[Data about app and page elements]
++++++
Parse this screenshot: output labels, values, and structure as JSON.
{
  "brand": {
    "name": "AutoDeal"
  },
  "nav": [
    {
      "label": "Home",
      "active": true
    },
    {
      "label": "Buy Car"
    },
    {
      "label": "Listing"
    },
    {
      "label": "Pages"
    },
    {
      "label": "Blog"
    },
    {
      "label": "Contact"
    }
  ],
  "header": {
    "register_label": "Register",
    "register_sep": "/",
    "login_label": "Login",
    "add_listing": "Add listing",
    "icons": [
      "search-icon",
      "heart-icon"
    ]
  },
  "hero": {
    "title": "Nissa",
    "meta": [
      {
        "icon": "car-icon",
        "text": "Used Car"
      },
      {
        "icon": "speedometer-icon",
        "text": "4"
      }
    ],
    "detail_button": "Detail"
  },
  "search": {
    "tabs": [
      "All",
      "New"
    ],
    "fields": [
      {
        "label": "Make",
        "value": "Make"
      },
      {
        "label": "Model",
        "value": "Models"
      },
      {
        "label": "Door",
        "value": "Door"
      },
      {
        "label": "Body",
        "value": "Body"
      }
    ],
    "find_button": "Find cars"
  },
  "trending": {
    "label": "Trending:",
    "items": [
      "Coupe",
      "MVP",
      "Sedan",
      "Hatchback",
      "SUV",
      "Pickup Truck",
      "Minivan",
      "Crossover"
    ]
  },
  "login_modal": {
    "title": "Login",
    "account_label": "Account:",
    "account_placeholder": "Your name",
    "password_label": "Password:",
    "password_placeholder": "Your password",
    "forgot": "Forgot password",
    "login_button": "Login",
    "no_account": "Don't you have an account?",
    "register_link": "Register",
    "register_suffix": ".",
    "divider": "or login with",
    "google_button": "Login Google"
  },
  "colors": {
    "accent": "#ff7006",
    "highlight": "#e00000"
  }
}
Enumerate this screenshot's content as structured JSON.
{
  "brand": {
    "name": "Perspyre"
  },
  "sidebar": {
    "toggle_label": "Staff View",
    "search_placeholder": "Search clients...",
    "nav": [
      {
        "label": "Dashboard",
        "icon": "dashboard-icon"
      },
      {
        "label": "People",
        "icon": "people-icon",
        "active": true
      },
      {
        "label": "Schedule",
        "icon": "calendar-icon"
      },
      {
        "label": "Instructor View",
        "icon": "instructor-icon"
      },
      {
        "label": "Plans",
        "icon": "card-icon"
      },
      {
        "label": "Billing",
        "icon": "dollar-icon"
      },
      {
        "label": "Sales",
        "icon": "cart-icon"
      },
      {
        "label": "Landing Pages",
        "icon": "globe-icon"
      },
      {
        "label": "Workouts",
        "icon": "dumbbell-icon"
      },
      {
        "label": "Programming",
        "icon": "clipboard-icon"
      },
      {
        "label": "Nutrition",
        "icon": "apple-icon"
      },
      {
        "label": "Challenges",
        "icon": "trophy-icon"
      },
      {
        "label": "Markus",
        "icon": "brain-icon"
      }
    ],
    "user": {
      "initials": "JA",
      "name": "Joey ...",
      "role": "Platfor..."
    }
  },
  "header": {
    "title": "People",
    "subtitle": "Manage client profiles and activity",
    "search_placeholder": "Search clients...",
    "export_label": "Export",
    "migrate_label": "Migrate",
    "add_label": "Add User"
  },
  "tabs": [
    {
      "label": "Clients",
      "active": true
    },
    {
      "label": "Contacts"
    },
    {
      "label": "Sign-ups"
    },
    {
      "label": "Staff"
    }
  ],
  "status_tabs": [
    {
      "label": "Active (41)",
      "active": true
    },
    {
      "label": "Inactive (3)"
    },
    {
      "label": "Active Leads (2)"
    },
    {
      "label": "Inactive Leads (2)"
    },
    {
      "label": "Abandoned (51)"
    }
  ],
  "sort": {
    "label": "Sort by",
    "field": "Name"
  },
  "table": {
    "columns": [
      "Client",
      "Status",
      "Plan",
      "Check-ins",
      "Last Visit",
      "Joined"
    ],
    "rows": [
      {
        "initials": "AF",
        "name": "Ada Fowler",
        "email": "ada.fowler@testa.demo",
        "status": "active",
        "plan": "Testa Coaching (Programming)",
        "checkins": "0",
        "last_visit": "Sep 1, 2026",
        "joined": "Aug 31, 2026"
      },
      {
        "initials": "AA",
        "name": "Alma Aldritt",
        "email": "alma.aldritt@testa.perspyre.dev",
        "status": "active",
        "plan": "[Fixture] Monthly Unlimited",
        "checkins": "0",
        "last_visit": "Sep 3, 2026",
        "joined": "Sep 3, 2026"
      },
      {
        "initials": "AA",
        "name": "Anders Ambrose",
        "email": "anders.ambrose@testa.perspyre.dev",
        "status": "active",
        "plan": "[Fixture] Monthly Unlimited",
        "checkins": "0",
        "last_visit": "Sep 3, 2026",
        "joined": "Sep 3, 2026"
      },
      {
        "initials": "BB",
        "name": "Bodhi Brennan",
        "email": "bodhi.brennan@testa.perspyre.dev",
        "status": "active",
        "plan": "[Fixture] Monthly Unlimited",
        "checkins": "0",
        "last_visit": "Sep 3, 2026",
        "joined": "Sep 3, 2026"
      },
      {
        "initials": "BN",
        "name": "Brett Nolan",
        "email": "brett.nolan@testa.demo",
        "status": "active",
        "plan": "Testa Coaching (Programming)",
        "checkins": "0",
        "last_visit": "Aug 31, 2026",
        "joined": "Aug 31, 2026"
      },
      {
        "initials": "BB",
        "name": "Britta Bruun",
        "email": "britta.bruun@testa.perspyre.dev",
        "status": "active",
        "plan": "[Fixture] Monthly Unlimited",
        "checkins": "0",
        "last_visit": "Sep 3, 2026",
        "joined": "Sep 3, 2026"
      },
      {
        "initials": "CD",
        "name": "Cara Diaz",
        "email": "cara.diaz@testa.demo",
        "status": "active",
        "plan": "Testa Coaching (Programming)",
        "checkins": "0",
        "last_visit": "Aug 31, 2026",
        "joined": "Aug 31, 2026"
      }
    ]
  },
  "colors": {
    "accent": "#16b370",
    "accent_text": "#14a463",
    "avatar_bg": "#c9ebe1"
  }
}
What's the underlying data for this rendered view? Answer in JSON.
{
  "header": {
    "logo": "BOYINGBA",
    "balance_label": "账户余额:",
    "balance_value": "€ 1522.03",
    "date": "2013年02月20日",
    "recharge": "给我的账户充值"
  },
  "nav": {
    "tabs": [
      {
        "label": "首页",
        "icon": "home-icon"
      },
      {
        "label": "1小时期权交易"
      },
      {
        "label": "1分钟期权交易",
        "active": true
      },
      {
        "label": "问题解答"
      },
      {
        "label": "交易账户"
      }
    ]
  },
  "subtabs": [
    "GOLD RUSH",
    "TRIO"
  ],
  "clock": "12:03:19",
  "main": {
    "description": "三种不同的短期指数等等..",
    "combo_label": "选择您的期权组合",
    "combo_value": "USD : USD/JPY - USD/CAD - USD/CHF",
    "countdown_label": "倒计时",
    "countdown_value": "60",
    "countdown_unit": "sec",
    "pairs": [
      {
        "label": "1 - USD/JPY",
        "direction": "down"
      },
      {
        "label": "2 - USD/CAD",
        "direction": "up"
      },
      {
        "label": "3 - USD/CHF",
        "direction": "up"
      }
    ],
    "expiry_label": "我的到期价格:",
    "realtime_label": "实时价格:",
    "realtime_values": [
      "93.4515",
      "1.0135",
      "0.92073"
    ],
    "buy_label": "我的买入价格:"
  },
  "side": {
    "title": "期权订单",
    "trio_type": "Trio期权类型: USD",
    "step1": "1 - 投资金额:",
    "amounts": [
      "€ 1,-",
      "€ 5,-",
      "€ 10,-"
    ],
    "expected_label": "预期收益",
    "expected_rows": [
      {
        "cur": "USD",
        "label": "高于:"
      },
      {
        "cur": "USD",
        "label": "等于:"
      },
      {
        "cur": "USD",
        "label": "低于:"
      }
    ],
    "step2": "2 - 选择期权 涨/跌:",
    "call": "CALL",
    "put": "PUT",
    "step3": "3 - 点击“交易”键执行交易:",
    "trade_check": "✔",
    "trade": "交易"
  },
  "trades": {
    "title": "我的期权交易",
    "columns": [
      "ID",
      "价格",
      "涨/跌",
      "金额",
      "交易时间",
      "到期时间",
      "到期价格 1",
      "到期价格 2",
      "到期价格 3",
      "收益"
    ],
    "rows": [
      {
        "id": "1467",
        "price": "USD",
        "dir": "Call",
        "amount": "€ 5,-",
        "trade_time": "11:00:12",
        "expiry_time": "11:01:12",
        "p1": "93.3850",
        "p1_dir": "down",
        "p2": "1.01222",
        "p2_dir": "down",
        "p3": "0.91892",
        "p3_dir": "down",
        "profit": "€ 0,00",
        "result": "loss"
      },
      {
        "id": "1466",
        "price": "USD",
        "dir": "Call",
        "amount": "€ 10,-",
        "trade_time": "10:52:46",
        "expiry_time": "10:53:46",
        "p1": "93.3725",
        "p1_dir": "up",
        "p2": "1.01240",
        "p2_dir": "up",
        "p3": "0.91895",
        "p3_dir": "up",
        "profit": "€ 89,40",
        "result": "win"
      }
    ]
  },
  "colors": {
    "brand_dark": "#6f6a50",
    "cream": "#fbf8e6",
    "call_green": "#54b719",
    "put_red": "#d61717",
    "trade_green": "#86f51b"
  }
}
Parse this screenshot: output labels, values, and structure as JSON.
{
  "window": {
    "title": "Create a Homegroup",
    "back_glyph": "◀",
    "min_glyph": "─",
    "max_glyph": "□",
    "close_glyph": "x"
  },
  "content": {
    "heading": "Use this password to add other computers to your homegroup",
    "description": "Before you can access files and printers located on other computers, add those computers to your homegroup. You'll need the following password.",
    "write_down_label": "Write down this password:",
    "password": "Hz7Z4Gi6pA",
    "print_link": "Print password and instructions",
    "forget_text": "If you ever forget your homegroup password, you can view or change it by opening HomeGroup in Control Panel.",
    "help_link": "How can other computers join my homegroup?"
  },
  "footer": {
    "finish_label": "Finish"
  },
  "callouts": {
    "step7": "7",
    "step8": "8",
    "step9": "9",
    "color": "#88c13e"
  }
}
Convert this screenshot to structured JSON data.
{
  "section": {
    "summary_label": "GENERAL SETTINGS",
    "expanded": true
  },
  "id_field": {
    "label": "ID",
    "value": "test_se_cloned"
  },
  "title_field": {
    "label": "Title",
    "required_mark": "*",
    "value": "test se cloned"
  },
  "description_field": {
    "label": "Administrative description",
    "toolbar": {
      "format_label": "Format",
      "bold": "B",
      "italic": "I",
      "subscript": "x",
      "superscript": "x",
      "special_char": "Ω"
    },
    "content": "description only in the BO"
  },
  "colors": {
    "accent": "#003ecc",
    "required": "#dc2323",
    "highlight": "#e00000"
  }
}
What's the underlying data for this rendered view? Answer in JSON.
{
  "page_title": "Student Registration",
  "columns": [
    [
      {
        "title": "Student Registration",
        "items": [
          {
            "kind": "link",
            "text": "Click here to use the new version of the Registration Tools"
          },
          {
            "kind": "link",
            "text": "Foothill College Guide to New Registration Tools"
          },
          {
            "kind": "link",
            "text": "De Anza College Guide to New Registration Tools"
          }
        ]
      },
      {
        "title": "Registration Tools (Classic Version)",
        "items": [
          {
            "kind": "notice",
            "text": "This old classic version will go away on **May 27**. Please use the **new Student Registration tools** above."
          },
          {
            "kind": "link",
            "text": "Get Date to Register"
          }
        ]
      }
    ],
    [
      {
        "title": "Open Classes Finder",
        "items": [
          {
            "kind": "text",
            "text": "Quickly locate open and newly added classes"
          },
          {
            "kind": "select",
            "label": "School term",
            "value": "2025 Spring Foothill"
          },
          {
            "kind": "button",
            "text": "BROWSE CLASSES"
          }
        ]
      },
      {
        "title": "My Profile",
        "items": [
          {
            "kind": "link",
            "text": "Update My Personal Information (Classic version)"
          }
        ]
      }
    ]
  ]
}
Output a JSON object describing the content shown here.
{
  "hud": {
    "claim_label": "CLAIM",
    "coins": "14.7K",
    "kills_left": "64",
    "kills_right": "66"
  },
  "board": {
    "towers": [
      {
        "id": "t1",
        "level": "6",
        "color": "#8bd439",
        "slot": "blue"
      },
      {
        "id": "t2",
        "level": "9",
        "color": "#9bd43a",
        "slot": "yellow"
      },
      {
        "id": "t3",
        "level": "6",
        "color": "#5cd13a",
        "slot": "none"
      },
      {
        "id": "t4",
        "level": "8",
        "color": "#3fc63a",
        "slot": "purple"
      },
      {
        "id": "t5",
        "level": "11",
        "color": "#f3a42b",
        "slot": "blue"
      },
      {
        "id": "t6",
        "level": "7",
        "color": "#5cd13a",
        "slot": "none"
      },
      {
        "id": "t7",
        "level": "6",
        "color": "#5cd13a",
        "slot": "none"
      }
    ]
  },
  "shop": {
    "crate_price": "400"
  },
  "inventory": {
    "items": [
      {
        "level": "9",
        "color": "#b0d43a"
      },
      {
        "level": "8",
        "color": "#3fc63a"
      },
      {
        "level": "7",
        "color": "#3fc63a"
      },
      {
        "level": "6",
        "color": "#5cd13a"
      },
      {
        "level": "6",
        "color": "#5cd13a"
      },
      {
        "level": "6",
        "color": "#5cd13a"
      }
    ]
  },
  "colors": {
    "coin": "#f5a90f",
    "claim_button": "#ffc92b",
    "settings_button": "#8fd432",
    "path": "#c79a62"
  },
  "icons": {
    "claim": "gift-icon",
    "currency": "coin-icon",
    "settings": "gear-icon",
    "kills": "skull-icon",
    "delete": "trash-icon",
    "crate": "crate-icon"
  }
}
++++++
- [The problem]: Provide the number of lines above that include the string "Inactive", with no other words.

- [Solution]: 2